For me, that leaves just 13 inches between my knee caps and the seat back in front of me!!! It’s no wonder I get buggy if I can’t have the aisle-over-the-wing seat!
In the same article, and courtesy of SeatGuru.com, the graphic below illustrates the seat dimensions of major carriers in the U.S.
It’s not just pitch that is an issue, either. The width of the seats has changed. From the widest seat at 18.3 inches, some seats are now down to 17 inches. For reference, the average American male has a shoulder width of 18 1/4 inches (as per T-Nation). Hell, my shoulders are 15 inches wide and 3 inches of wiggle room DOES NOT allow for my preferred northern European personal space bubble. That means, that in addition to “rubbing shoulders” with my seatmate, I will likely be pressing thighs, too (hello, sailor!)

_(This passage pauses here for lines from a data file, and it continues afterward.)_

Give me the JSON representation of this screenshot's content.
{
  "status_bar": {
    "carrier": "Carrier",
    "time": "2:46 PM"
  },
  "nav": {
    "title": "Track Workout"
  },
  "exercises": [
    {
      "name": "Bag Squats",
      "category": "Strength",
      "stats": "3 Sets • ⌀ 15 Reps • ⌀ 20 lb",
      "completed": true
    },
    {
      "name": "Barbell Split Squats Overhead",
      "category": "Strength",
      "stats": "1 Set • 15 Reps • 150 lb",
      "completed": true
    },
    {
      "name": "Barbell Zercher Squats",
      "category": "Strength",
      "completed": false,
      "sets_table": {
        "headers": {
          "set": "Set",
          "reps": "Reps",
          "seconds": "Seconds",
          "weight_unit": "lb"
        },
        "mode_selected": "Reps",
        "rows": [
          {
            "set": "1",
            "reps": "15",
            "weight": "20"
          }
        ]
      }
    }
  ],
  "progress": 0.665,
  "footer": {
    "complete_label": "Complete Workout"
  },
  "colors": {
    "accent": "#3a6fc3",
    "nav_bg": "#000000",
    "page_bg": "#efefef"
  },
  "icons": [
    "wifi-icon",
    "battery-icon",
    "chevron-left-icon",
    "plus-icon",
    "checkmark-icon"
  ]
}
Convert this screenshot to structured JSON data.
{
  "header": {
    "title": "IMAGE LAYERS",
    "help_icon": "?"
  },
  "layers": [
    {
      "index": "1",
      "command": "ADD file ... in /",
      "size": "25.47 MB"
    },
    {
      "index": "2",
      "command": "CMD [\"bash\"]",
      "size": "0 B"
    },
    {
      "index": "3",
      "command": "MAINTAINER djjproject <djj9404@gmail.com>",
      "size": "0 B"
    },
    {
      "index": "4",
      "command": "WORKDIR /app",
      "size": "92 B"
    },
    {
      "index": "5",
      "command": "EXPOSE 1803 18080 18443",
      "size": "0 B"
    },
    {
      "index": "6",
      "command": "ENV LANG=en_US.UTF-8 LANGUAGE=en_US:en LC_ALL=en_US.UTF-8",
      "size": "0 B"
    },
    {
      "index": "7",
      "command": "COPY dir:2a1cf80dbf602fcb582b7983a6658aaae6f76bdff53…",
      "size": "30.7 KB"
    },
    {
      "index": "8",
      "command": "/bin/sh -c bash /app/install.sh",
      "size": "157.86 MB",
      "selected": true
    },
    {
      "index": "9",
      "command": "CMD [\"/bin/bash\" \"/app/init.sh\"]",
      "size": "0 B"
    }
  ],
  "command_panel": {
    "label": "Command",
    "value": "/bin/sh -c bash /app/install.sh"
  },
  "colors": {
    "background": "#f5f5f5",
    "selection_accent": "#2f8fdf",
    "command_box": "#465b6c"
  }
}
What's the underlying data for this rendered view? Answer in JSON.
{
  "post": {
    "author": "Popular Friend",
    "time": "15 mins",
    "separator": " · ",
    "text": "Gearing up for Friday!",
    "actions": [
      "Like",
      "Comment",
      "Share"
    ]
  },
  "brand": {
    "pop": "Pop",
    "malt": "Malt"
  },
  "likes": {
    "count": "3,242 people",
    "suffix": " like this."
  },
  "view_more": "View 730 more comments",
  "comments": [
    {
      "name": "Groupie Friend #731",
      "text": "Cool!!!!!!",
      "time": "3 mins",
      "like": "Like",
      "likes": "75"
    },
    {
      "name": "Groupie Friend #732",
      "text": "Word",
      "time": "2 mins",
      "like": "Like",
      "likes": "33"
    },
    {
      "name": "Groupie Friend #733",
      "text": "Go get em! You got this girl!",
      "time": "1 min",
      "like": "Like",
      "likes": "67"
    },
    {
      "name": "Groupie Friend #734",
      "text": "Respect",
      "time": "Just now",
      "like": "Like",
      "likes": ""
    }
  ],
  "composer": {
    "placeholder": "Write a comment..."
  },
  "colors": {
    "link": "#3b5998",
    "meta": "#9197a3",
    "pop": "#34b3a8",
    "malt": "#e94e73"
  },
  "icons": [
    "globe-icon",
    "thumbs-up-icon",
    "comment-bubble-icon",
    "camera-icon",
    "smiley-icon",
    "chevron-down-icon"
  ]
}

Apparently, this isn’t the issue it seems to be. With some engineering and design advances, it looks like we are getting more ‘living space’ with the use of mesh seats, thinner foam, and redesigned frames. As per the article, ‘Rockwell Collins says its newest seats have about 20% more living space than traditional seats before the slim-down diet. If you take that and reduce pitch from 32 to 30, passengers still end up with an extra inch of space, says Tom Plant, vice president and general manager, aircraft seating.’
To be sure you are prepared for whatever seating situation greets you on board your next flight, be sure to visit SeatGuru.com. Not only can you see where you seat is located in relation to the exits and lavatories, but the legend tells you what you can expect from that location – good, bad, or otherwise. I consider SeatGuru.com to be part of my regular trip planning and love their Guru Advice section, including the very useful airport guides that give a high-level overview of an airport and its ground transportation and parking. I just wish they had an app I could access offline!
To read the full article on shrinking seats, click here. If you want to combat the shrinking seats with a shrinking physique, click here or here. If you want to learn how to make small talk for the inevitable conversations that these smaller seats will demand, click here! As always, thanks for visiting Java And Junket and happy travels!